October marks National Breast Cancer Awareness Month, but it’s essential to monitor breast health all year round because the most important factor in breast health is prevention and early detection. As a practice that regularly sees patients for cosmetic breast surgeries, we often deal with the aftermath of breast cancer treatment and feel that the importance of preventative breast health cannot be overstated or overshared.
Breast health screenings are truly the only way to identify potential breast cancers or other issues. Keep reading to understand the different types of screenings that can help you take charge of your breast health!
A mammogram is an x-ray of your breasts, done on a special machine for that purpose only. Every woman over 40 should get a mammogram once per year (or more depending on you and your family’s health history and doctor’s recommendations) and should get a clinical breast examination by your doctor during annual physicals and gynecologist visits, as well.
If you or your doctor have detected an irregularity in your breasts, or you are at higher risk of developing breast cancer, your doctor may choose to include an MRI with your mammogram. These two examinations combined give a more comprehensive image of the tissue and makeup of your breasts and therefore better helps doctors spot abnormalities in high-risk patients.
In between mammograms and other doctor checkups, it’s important to conduct regular self-examinations and check your breasts for lumps and other irregularities. The more often you do this, the more familiar you will become with the “normal” landscape of your breasts and the better you’ll be prepared to recognize when things aren’t quite right.

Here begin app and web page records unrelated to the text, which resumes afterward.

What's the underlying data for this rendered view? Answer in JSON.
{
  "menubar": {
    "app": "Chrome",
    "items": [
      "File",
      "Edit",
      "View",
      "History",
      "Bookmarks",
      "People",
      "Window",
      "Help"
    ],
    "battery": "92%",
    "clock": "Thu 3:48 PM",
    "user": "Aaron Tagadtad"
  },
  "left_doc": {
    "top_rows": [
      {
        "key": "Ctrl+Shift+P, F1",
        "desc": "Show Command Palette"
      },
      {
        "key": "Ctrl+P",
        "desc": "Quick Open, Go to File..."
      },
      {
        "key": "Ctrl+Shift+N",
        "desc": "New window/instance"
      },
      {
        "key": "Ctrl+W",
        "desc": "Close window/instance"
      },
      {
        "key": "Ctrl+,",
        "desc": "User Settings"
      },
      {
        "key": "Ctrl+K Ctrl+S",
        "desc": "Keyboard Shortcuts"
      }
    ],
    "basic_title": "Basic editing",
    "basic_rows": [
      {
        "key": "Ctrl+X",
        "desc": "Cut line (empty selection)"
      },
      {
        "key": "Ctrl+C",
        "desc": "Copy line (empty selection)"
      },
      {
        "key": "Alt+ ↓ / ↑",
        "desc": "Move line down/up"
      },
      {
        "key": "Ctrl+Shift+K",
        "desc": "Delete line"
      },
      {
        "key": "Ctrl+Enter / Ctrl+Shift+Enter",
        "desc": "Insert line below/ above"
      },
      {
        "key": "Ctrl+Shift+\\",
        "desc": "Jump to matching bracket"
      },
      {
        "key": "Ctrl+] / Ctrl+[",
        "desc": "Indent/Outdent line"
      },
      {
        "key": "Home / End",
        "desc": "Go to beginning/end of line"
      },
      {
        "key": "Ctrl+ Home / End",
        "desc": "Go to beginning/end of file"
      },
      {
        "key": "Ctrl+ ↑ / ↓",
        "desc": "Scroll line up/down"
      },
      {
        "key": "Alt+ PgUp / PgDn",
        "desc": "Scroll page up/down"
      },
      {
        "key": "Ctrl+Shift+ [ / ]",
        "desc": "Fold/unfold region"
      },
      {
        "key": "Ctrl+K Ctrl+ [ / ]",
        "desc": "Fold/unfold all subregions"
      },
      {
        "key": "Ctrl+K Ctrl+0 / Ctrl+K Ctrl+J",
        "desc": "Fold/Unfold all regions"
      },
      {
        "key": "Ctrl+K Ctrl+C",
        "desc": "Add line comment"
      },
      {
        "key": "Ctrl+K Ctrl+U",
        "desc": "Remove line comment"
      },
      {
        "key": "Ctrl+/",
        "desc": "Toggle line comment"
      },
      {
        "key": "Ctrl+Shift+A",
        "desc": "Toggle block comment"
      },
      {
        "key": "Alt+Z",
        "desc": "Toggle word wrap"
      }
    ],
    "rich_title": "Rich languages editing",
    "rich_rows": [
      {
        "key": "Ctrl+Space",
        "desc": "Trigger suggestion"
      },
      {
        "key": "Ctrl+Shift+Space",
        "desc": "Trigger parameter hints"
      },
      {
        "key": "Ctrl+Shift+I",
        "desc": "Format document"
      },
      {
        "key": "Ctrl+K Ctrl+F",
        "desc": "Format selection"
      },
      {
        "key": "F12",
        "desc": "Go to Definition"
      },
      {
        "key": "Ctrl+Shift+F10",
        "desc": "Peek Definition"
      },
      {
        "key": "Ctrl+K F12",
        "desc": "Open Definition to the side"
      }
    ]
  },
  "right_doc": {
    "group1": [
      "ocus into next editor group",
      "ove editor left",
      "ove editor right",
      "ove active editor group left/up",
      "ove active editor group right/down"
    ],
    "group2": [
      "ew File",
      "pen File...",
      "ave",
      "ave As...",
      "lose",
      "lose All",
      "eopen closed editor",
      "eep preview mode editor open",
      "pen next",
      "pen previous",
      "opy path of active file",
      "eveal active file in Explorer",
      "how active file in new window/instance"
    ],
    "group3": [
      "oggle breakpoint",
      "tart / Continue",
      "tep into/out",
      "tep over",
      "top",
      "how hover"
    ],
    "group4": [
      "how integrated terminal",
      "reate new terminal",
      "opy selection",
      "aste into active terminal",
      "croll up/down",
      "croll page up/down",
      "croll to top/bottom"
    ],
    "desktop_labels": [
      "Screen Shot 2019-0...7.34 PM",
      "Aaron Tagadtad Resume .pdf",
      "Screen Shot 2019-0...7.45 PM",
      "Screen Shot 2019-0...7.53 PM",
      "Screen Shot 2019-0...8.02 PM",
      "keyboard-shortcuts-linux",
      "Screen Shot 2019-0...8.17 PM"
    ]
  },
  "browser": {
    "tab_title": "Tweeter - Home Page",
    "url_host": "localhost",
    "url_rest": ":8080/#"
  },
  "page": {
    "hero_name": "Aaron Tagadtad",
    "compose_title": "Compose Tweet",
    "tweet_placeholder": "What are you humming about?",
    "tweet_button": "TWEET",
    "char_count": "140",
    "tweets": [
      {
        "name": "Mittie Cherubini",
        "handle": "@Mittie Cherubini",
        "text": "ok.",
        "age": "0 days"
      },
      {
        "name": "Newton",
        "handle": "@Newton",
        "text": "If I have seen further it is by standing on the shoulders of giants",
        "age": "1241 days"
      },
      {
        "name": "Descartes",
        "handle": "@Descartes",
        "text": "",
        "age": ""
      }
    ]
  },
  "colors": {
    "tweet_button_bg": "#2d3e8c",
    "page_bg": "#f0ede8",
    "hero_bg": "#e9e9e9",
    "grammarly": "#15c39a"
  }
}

Some developments to keep an eye out for include sensitivity; swelling or any change in the size of either breast; lumps in the breast tissue; discolorations, dimpling, or indents in the skin; nipple discharge; rashes or other topical irritation. If you’re unfamiliar with self-examinations, or just feel it’s time for a professional refresher, you can talk to your doctor for guidance or a tutorial.
It’s important to note and monitor any lump or change––at all––in your breast landscape and seek a breast cancer screening by a medical professional as soon as possible. Even if you just had a mammogram a few weeks ago, or have one coming up at the end of the month, any changes need to be looked at by a doctor.
While breast cancer is exponentially more common in women, it’s important to remember that men can get breast cancer as well! If you experience unusual pain or swelling in the breast area or notice discoloration or extreme flakiness of the skin you should also contact your doctor immediately and discuss a breast cancer screening.
Talk to your doctor if you have any questions about breast health screenings, or would like to learn more about your risk of developing breast cancer.